1. Removing chlorine / chloramine
2. Sanitizing fermentables
3. Sanitizing equipment
Anhydrous sodium metabisulfite (Na2S205) is typically the active ingredient in Campden tablets. Each Campden Tablet equals 1/16 teaspoon of sodium metabisulfite. When combined with water, the tablets provide an easy-to-measure delivery mechanism for adding approximately 75 parts-per-million (PPM) of sulfur dioxide (SO2) to each gallon of liquid and to the headspace in vessels used in fermenting.
In simple terms, dissolved Campden tablets kill microorganisms, but only for a while until the sulfur dioxide from the tablets dissipates to non-lethal levels for the little critters. At the proper levels they can be used to kill wild yeast, mold, bacteria and other microorganisms that might otherwise spoil what you're brewing; and after they're done you can add your own yeast to start fermentation. As an alternative you can also purchase potassium metabisulfite in bulk but then you need to measure tiny amounts of it instead of counting out a few tablets.
Small amounts of Campden tablets have the handy side-effect of precipitating chlorine and chloramine out of water. This is only a factor if you're using chlorinated water, such as a city water supply, and you're not using some other method of removing the chlorine such as reverse osmosis (RO), charcoal filtration or boiling. You want to remove the chlorine and chloramine because when left in the water, they can form smelly compounds called chlorophenols when they interact with beer.
I prefer Campden tablets to the other methods for dechlorination. Reverse osmosis is significantly more expensive. Filtering typically removes only a portion of the chlorine and chloramine, and it's also more expensive than Campden tablets. Both RO and filtering require additional equipment that you need to store and maintain.

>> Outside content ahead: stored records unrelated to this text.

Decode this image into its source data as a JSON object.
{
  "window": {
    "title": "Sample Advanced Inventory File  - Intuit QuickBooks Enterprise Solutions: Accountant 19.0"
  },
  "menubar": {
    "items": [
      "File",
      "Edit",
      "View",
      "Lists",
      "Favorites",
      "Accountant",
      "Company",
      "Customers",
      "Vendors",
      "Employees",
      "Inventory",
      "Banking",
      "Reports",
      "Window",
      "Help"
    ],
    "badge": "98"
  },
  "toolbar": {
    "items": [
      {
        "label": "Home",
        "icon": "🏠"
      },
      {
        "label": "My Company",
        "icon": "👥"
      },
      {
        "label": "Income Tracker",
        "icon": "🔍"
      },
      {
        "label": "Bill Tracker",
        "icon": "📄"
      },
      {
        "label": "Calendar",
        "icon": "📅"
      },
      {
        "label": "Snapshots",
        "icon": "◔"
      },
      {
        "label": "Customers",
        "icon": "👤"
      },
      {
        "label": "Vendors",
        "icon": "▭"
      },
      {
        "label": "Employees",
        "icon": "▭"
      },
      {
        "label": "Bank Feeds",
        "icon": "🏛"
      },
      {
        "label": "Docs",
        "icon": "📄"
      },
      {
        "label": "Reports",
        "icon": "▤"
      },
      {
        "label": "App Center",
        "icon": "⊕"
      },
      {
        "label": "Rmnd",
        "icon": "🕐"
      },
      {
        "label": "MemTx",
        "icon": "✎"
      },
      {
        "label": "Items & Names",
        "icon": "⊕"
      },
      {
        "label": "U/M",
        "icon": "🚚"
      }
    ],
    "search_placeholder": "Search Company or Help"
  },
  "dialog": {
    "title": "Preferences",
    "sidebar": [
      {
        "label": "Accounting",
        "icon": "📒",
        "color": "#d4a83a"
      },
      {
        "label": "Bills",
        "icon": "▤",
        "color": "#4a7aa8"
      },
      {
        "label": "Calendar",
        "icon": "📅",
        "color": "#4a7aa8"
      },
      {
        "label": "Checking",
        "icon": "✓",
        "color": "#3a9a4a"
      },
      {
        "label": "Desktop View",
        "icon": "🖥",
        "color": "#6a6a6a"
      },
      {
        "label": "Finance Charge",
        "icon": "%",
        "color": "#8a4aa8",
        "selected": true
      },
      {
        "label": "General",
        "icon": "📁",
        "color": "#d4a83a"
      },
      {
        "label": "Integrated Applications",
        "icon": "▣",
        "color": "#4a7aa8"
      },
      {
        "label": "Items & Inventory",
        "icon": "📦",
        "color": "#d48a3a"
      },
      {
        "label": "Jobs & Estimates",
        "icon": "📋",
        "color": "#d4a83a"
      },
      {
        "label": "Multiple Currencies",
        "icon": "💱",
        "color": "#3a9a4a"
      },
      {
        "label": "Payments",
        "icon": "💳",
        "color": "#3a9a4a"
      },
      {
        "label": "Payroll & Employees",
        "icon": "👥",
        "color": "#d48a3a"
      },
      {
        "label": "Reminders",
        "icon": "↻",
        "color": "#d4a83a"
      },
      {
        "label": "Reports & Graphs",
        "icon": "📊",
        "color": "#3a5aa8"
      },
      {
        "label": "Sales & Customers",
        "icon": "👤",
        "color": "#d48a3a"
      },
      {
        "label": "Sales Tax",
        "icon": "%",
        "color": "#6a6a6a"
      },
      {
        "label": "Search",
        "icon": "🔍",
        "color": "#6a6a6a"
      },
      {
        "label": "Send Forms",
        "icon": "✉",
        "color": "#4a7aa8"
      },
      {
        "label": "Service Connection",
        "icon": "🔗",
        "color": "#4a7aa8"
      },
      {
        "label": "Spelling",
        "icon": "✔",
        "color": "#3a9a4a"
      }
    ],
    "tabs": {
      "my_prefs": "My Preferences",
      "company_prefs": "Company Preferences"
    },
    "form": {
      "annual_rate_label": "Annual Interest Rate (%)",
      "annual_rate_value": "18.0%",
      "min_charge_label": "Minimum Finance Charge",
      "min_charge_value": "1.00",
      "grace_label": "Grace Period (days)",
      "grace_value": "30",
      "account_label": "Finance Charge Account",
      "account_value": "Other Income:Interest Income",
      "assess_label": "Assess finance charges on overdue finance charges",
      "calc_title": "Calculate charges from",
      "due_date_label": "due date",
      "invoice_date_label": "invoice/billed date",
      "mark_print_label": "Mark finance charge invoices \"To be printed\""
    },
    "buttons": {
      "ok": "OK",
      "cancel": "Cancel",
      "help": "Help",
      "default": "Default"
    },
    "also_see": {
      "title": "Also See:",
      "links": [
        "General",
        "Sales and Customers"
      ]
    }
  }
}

Boiling doesn't work on chloramine and it adds time to your brew day.
To use Campden tablets for Removing chlorine and/or chloramine, crush one tablet and add it to 20 gallons of water, or use 1/4 tablet for each five gallons. Don't over-think this: if you're somewhere near 1/4 tablet and somewhere near five gallons you'll be just fine. I toss a crushed partial tablet into the hot liquor tank before I start heating the water. Stir it up a bit and I'm ready to go.
To use Campden tablets sanitizing fermentables, add one or two tablets to each gallon of cider or must. Tablets should be crushed and dissolved in a small amount of water, then added to the must immediately. Wait 12 to 24 hours before adding your yeast to begin fermentation. For use with overripe and potentially spoiled fruit, go with two tablets and two days. For regular use, one tablet and one day. Allow the fermentable liquid to ventilate in an open container.

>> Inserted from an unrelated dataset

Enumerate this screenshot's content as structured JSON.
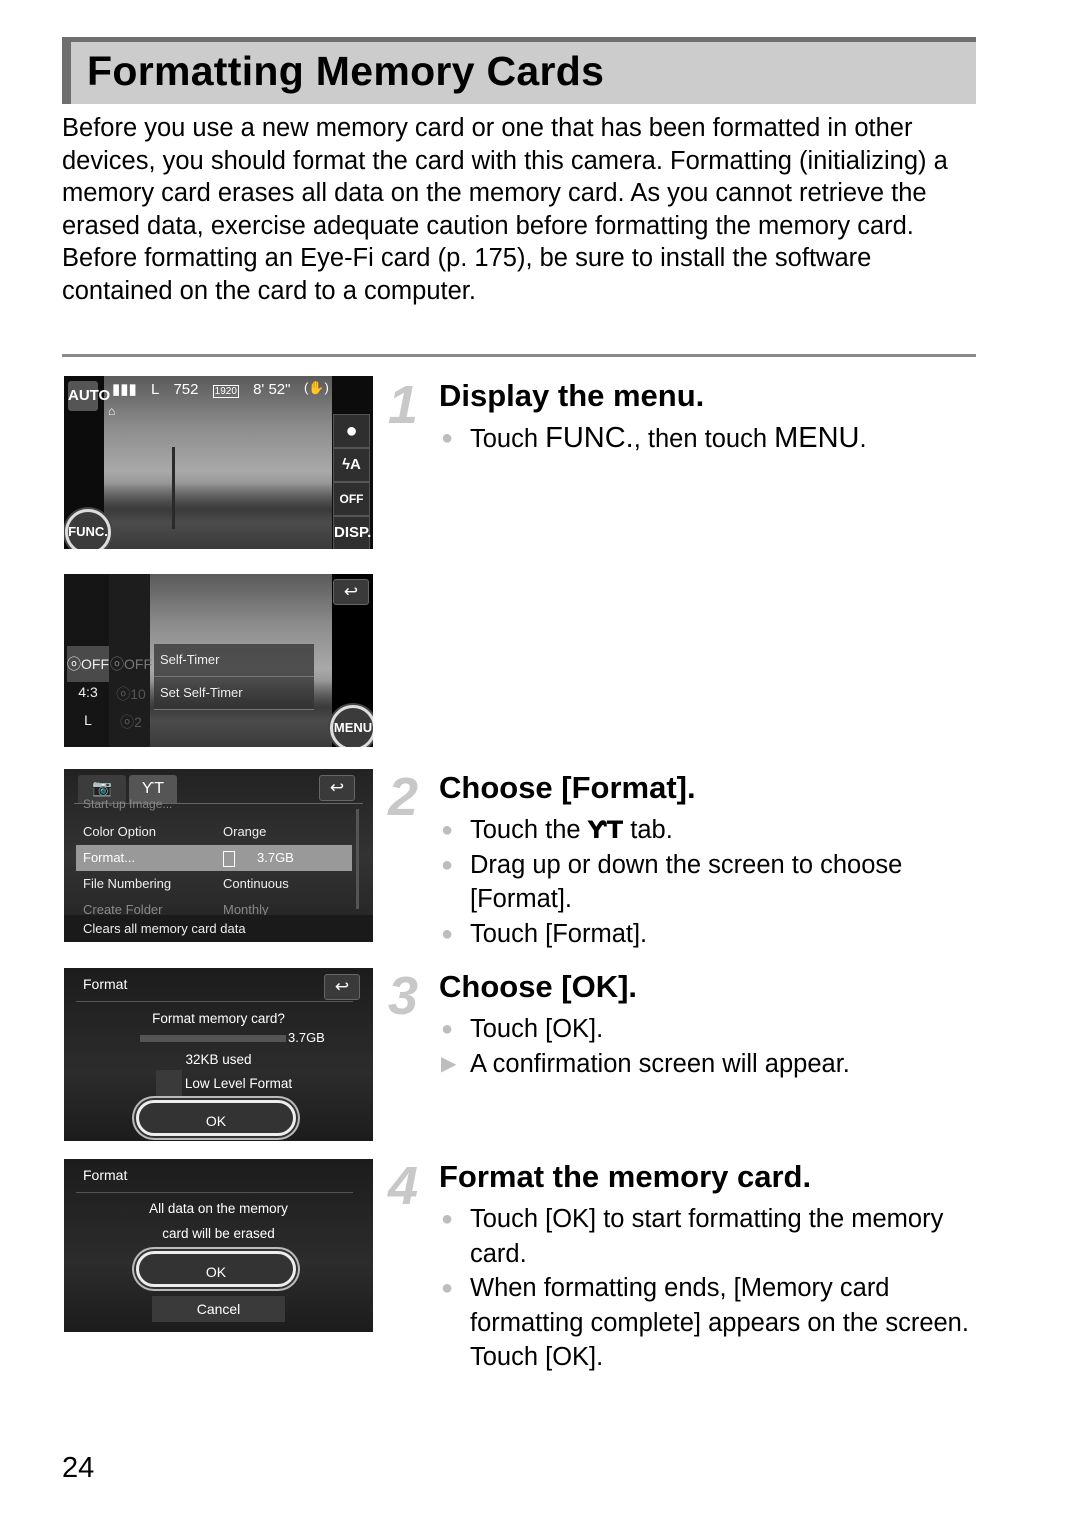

As far as I'm concerned, using Campden tablets sanitizing equipment makes no sense to me because StarSan and Iodophor are quicker, cheaper and easier to use. but if you have an bunch of tablets you want to use up, here's how to do it according to E.C. Kraus...
All equipment should be cleaned with soapy water first. Crush and dissolve sixteen (16) Campden Tablets per each gallon of water. Also add 1/2 teaspoon of Citric Acid. Sanitize fermentation vessels by putting in 2 to 3 inches of solution in the bottom of the vessel. Seal the vessel air-tight for 20 minutes to allow the fumes from the solution to permeate the inside walls. You can also put in the vessel other equipment such as hoses, hydrometer, air-locks, rubber stoppers to be sanitized at the same time.One Campden tablet can be added to each gallon of wine prior to bottling to preserve color and flavor. Crush the tablets and dissolve them in a small amount of the wine first. Potassium sorbate can also be added just before bottling time to eliminate re-fermentation.
Beware that beer, wine and other beverages treated with Campden tablets or sodium metabisulfite will retain trace amounts of sulfites after most of the SO2 has dissipated. Sulfites occur naturally in your body are generally not a problem except for a few people who are deficient in the natural enzyme to break them down. Allergic reactions have also been reported. Most commercial wines made in this country warn of sulfites on the label, except for the few that don't contain sulfites. Wines produced in other countries may not have the warning even though they contain the sulfites.